::: DATA PROVIDED :::

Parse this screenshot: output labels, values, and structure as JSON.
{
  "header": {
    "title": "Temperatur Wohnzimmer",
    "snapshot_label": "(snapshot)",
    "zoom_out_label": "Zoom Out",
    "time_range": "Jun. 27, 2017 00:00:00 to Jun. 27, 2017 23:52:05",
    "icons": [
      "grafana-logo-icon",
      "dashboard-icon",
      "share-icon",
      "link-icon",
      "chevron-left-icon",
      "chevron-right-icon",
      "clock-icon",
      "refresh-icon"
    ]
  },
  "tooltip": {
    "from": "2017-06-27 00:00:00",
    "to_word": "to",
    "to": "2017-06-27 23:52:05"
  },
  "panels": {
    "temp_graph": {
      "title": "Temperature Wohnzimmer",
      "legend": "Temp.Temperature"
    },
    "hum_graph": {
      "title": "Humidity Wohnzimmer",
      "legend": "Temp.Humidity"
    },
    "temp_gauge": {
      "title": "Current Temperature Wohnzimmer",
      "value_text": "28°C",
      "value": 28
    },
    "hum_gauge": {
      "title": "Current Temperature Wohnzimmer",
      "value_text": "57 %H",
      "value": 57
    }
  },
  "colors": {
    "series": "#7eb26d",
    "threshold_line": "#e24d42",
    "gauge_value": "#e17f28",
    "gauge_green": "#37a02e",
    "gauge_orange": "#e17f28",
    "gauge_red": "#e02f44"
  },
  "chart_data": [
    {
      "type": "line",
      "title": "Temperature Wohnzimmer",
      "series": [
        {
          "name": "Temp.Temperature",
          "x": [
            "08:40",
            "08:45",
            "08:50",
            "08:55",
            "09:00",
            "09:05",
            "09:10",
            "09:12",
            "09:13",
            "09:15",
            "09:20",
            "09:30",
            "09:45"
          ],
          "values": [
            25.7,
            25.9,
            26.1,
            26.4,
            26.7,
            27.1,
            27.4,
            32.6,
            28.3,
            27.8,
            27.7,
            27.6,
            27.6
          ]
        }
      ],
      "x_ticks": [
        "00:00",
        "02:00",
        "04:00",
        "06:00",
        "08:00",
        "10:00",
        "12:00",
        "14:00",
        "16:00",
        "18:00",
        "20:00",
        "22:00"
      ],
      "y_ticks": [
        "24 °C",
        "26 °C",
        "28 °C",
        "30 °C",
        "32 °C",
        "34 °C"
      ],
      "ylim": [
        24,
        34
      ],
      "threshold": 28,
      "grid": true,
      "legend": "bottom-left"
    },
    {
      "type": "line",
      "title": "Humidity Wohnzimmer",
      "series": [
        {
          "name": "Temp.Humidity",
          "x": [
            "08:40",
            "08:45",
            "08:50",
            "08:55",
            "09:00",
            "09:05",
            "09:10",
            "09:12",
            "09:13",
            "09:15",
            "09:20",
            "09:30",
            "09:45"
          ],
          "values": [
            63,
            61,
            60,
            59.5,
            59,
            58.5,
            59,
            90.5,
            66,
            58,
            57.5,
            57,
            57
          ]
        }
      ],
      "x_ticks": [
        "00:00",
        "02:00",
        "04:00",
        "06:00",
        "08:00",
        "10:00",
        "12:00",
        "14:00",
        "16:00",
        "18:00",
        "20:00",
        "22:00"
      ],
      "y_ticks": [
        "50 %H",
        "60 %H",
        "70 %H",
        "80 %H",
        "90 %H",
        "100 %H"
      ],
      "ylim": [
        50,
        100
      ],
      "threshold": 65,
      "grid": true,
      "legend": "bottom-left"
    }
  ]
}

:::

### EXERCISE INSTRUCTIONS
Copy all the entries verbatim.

### COMPLETED EXERCISE
Parse this screenshot: output labels, values, and structure as JSON.
{
  "header": {
    "title": "Temperatur Wohnzimmer",
    "snapshot_label": "(snapshot)",
    "zoom_out_label": "Zoom Out",
    "time_range": "Jun. 27, 2017 00:00:00 to Jun. 27, 2017 23:52:05",
    "icons": [
      "grafana-logo-icon",
      "dashboard-icon",
      "share-icon",
      "link-icon",
      "chevron-left-icon",
      "chevron-right-icon",
      "clock-icon",
      "refresh-icon"
    ]
  },
  "tooltip": {
    "from": "2017-06-27 00:00:00",
    "to_word": "to",
    "to": "2017-06-27 23:52:05"
  },
  "panels": {
    "temp_graph": {
      "title": "Temperature Wohnzimmer",
      "legend": "Temp.Temperature"
    },
    "hum_graph": {
      "title": "Humidity Wohnzimmer",
      "legend": "Temp.Humidity"
    },
    "temp_gauge": {
      "title": "Current Temperature Wohnzimmer",
      "value_text": "28°C",
      "value": 28
    },
    "hum_gauge": {
      "title": "Current Temperature Wohnzimmer",
      "value_text": "57 %H",
      "value": 57
    }
  },
  "colors": {
    "series": "#7eb26d",
    "threshold_line": "#e24d42",
    "gauge_value": "#e17f28",
    "gauge_green": "#37a02e",
    "gauge_orange": "#e17f28",
    "gauge_red": "#e02f44"
  },
  "chart_data": [
    {
      "type": "line",
      "title": "Temperature Wohnzimmer",
      "series": [
        {
          "name": "Temp.Temperature",
          "x": [
            "08:40",
            "08:45",
            "08:50",
            "08:55",
            "09:00",
            "09:05",
            "09:10",
            "09:12",
            "09:13",
            "09:15",
            "09:20",
            "09:30",
            "09:45"
          ],
          "values": [
            25.7,
            25.9,
            26.1,
            26.4,
            26.7,
            27.1,
            27.4,
            32.6,
            28.3,
            27.8,
            27.7,
            27.6,
            27.6
          ]
        }
      ],
      "x_ticks": [
        "00:00",
        "02:00",
        "04:00",
        "06:00",
        "08:00",
        "10:00",
        "12:00",
        "14:00",
        "16:00",
        "18:00",
        "20:00",
        "22:00"
      ],
      "y_ticks": [
        "24 °C",
        "26 °C",
        "28 °C",
        "30 °C",
        "32 °C",
        "34 °C"
      ],
      "ylim": [
        24,
        34
      ],
      "threshold": 28,
      "grid": true,
      "legend": "bottom-left"
    },
    {
      "type": "line",
      "title": "Humidity Wohnzimmer",
      "series": [
        {
          "name": "Temp.Humidity",
          "x": [
            "08:40",
            "08:45",
            "08:50",
            "08:55",
            "09:00",
            "09:05",
            "09:10",
            "09:12",
            "09:13",
            "09:15",
            "09:20",
            "09:30",
            "09:45"
          ],
          "values": [
            63,
            61,
            60,
            59.5,
            59,
            58.5,
            59,
            90.5,
            66,
            58,
            57.5,
            57,
            57
          ]
        }
      ],
      "x_ticks": [
        "00:00",
        "02:00",
        "04:00",
        "06:00",
        "08:00",
        "10:00",
        "12:00",
        "14:00",
        "16:00",
        "18:00",
        "20:00",
        "22:00"
      ],
      "y_ticks": [
        "50 %H",
        "60 %H",
        "70 %H",
        "80 %H",
        "90 %H",
        "100 %H"
      ],
      "ylim": [
        50,
        100
      ],
      "threshold": 65,
      "grid": true,
      "legend": "bottom-left"
    }
  ]
}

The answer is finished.